If you’re looking for an ideal souvenir from Vietnam you might want to consider some of the handicrafts available such as handmade handbags, clothes, calligraphy and textiles produced using natural materials like bamboo, seashells and beads. If you’re picking a gift for a female, you can also plump for the Vietnamese national dress ao dai, which is a tightly-fitting silk tunic. If it’s a gift for yourself, you can also get the ao dai handmade within 24 hours. The iconic non la (leaf hat) is also a fairly quirky gift to take home, but beware: its conical shape makes it a fairly un-packable item!
Backyard Tip: Vietnam also produces an abundance of exquisite lacquer ware, but bear in mind the weight of any items when you make your choice. Similar to durian in Thailand, fish sauce is a no-fly option with airlines leaving Vietnam.

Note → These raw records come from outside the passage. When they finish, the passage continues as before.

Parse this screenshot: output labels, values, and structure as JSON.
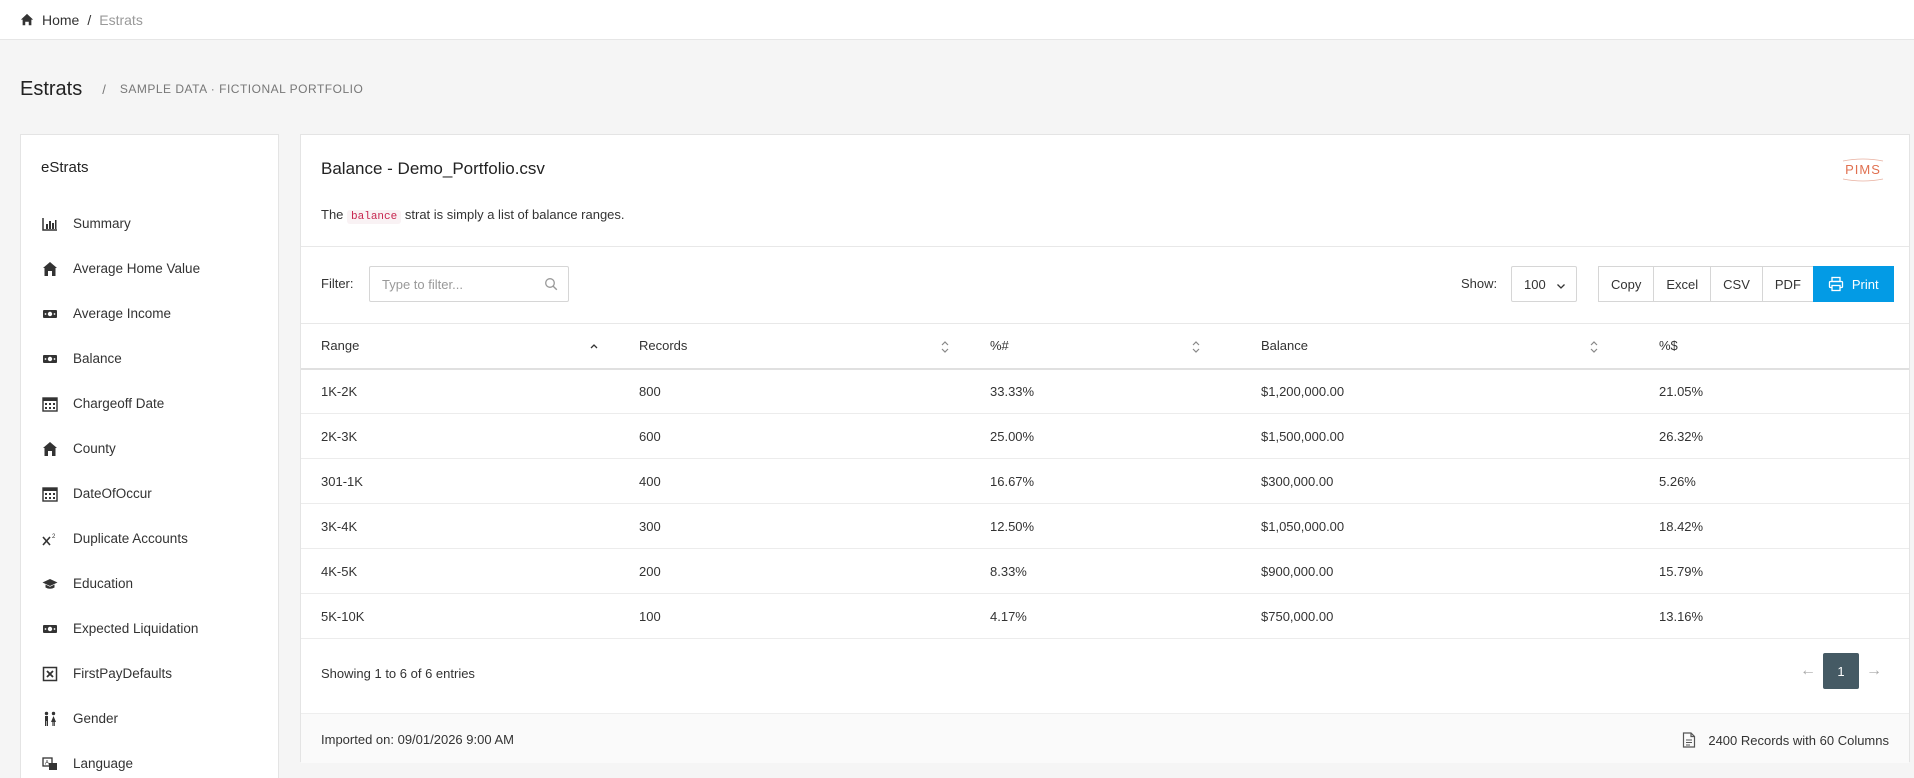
{
  "breadcrumb": {
    "home": "Home",
    "separator": "/",
    "current": "Estrats",
    "home_icon": "home-icon"
  },
  "page": {
    "title": "Estrats",
    "separator": "/",
    "subtitle": "SAMPLE DATA · FICTIONAL PORTFOLIO"
  },
  "sidebar": {
    "title": "eStrats",
    "items": [
      {
        "label": "Summary",
        "icon": "bar-chart-icon"
      },
      {
        "label": "Average Home Value",
        "icon": "house-icon"
      },
      {
        "label": "Average Income",
        "icon": "money-icon"
      },
      {
        "label": "Balance",
        "icon": "money-icon"
      },
      {
        "label": "Chargeoff Date",
        "icon": "calendar-icon"
      },
      {
        "label": "County",
        "icon": "house-icon"
      },
      {
        "label": "DateOfOccur",
        "icon": "calendar-icon"
      },
      {
        "label": "Duplicate Accounts",
        "icon": "superscript-icon"
      },
      {
        "label": "Education",
        "icon": "graduation-cap-icon"
      },
      {
        "label": "Expected Liquidation",
        "icon": "money-icon"
      },
      {
        "label": "FirstPayDefaults",
        "icon": "x-square-icon"
      },
      {
        "label": "Gender",
        "icon": "people-icon"
      },
      {
        "label": "Language",
        "icon": "language-icon"
      }
    ]
  },
  "panel": {
    "title": "Balance - Demo_Portfolio.csv",
    "logo_text": "PIMS",
    "description_prefix": "The",
    "description_code": "balance",
    "description_suffix": "strat is simply a list of balance ranges.",
    "filter_label": "Filter:",
    "filter_placeholder": "Type to filter...",
    "filter_value": "",
    "show_label": "Show:",
    "show_value": "100",
    "buttons": {
      "copy": "Copy",
      "excel": "Excel",
      "csv": "CSV",
      "pdf": "PDF",
      "print": "Print"
    },
    "columns": [
      "Range",
      "Records",
      "%#",
      "Balance",
      "%$"
    ],
    "rows": [
      [
        "1K-2K",
        "800",
        "33.33%",
        "$1,200,000.00",
        "21.05%"
      ],
      [
        "2K-3K",
        "600",
        "25.00%",
        "$1,500,000.00",
        "26.32%"
      ],
      [
        "301-1K",
        "400",
        "16.67%",
        "$300,000.00",
        "5.26%"
      ],
      [
        "3K-4K",
        "300",
        "12.50%",
        "$1,050,000.00",
        "18.42%"
      ],
      [
        "4K-5K",
        "200",
        "8.33%",
        "$900,000.00",
        "15.79%"
      ],
      [
        "5K-10K",
        "100",
        "4.17%",
        "$750,000.00",
        "13.16%"
      ]
    ],
    "showing": "Showing 1 to 6 of 6 entries",
    "pagination": {
      "prev": "←",
      "current": "1",
      "next": "→"
    },
    "imported": "Imported on: 09/01/2026 9:00 AM",
    "records_summary": "2400 Records with 60 Columns"
  },
  "colors": {
    "accent": "#039be5",
    "pager_active": "#455a64",
    "code_text": "#c7254e",
    "logo": "#e07050"
  }
}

Batik is a lightweight cloth that’s handmade using a wax-resist dyeing technique and is so versatile it can be used as a furniture fabric, wall hanging, table cloth or used as a material to make dresses, sarongs, and shirts. Batik is so synonymous with Indonesia that UNESCO has even recognized the fabric as a ‘Masterpiece of the Oral and Intangible Heritage of Humanity’ – could there be a more tongue-twisting confirmation of its souvenir suitability? If you’re in Surakarta and are besotted with batik, you can pay visit to the House of Danar Hadi museum. Indonesia is also the home of ‘gamelan’ musical instruments such as kendang (drums), xylophones, gongs and flutes, often made from wood, that are played to accompany dances, wayang puppet performances, rituals, and ceremonies.
Backyard Tip: Don’t give any musical instruments as gifts to any night olws that you share a house with who might want to rehearse.

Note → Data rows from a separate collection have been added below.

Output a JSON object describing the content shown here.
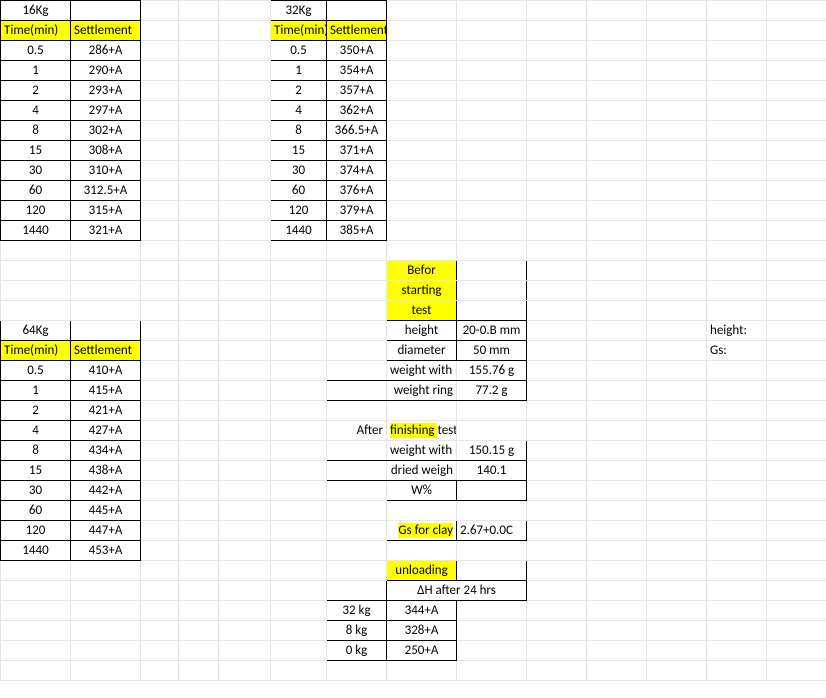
{
  "load16": {
    "title": "16Kg",
    "h_time": "Time(min)",
    "h_set": "Settlement",
    "rows": [
      {
        "t": "0.5",
        "s": "286+A"
      },
      {
        "t": "1",
        "s": "290+A"
      },
      {
        "t": "2",
        "s": "293+A"
      },
      {
        "t": "4",
        "s": "297+A"
      },
      {
        "t": "8",
        "s": "302+A"
      },
      {
        "t": "15",
        "s": "308+A"
      },
      {
        "t": "30",
        "s": "310+A"
      },
      {
        "t": "60",
        "s": "312.5+A"
      },
      {
        "t": "120",
        "s": "315+A"
      },
      {
        "t": "1440",
        "s": "321+A"
      }
    ]
  },
  "load32": {
    "title": "32Kg",
    "h_time": "Time(min)",
    "h_set": "Settlement",
    "rows": [
      {
        "t": "0.5",
        "s": "350+A"
      },
      {
        "t": "1",
        "s": "354+A"
      },
      {
        "t": "2",
        "s": "357+A"
      },
      {
        "t": "4",
        "s": "362+A"
      },
      {
        "t": "8",
        "s": "366.5+A"
      },
      {
        "t": "15",
        "s": "371+A"
      },
      {
        "t": "30",
        "s": "374+A"
      },
      {
        "t": "60",
        "s": "376+A"
      },
      {
        "t": "120",
        "s": "379+A"
      },
      {
        "t": "1440",
        "s": "385+A"
      }
    ]
  },
  "load64": {
    "title": "64Kg",
    "h_time": "Time(min)",
    "h_set": "Settlement",
    "rows": [
      {
        "t": "0.5",
        "s": "410+A"
      },
      {
        "t": "1",
        "s": "415+A"
      },
      {
        "t": "2",
        "s": "421+A"
      },
      {
        "t": "4",
        "s": "427+A"
      },
      {
        "t": "8",
        "s": "434+A"
      },
      {
        "t": "15",
        "s": "438+A"
      },
      {
        "t": "30",
        "s": "442+A"
      },
      {
        "t": "60",
        "s": "445+A"
      },
      {
        "t": "120",
        "s": "447+A"
      },
      {
        "t": "1440",
        "s": "453+A"
      }
    ]
  },
  "before": {
    "title_l1": "Befor",
    "title_l2": "starting",
    "title_l3": "test",
    "height_l": "height",
    "height_v": "20-0.B mm",
    "diam_l": "diameter",
    "diam_v": "50 mm",
    "wwr_l": "weight with ring",
    "wwr_v": "155.76 g",
    "wr_l": "weight ring",
    "wr_v": "77.2 g"
  },
  "after": {
    "title_pre": "After",
    "title_hl": " finishing ",
    "title_post": "test",
    "wwr_l": "weight with r",
    "wwr_v": "150.15 g",
    "dw_l": "dried weigh",
    "dw_v": "140.1",
    "wpc_l": "W%"
  },
  "gs": {
    "label_pre": "Gs for clay",
    "value": "2.67+0.0C"
  },
  "unload": {
    "title": "unloading",
    "sub": "ΔH after 24 hrs",
    "rows": [
      {
        "l": "32 kg",
        "v": "344+A"
      },
      {
        "l": "8 kg",
        "v": "328+A"
      },
      {
        "l": "0 kg",
        "v": "250+A"
      }
    ]
  },
  "right": {
    "height": "height:",
    "gs": "Gs:"
  }
}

Cambodia is a resourceful nation, and the versatile and adaptable krama is certainly an example of this. Worn by men, women and children, the sturdy garment can be used as a scarf, head dress, bikini / bra, sarong, and even used as a hammock or as a pouch to carry items…and children! Readily available all around Cambodia, the krama is an easy-to-find as well as multi-purpose item, but for the best selection head to the night market in Phnom Penh.
Backyard Tip: If you’re going to wear the krama as a carry pouch (or sarong / bra!) make sure you tie it safely!
Daruma dolls are round, hollow, spherical dolls with faces, often colored using red, gold, black and white paint and are weighted at the bottom in a way that ensures the doll will always self-right if tipped over. Rich in symbolism, Daruma dolls are seen as a gift that brings good luck to the recipient. Each doll you will find for sale will always be lacking eyes – upon receipt of the doll, one eye is painted in and a wish is made. The doll is then left with just one eye to remind and inspire the owner to fulfill their dream and when the goal is complete, the second eye is drawn in.
Backyard Tip: As much as you may become besotted with the ways of the samurai during your time in Japan, you might want to think twice about carrying a katana (sword) in your hand luggage.
One of the best gifts to take home from Myanmar is a handmade kalaga. Kalagas are wall hangings or tapestries made from linen, silk, velvet or cotton, embroidered with beads, sequins and glass stones. In more affluent times, the tapestries would have been adorned with real jewels and gemstones, but although the raw materials may have changed, the subject matter they depict has remained largely the same. Usual stories shown by the kalagas include Jataka (Buddha’s journey towards enlightenment) and Ramayana (Hindu poem of the journey of King Rama) as well as lucky animals and signs of the zodiac.
Backyard Tip: Be careful if you choose to buy jewelry as a gift – you’ll need to produce a special cash memo or receipt that can only be issued by authorized dealers to be allowed to take gemstones out of the country, so check with your guide before you buy.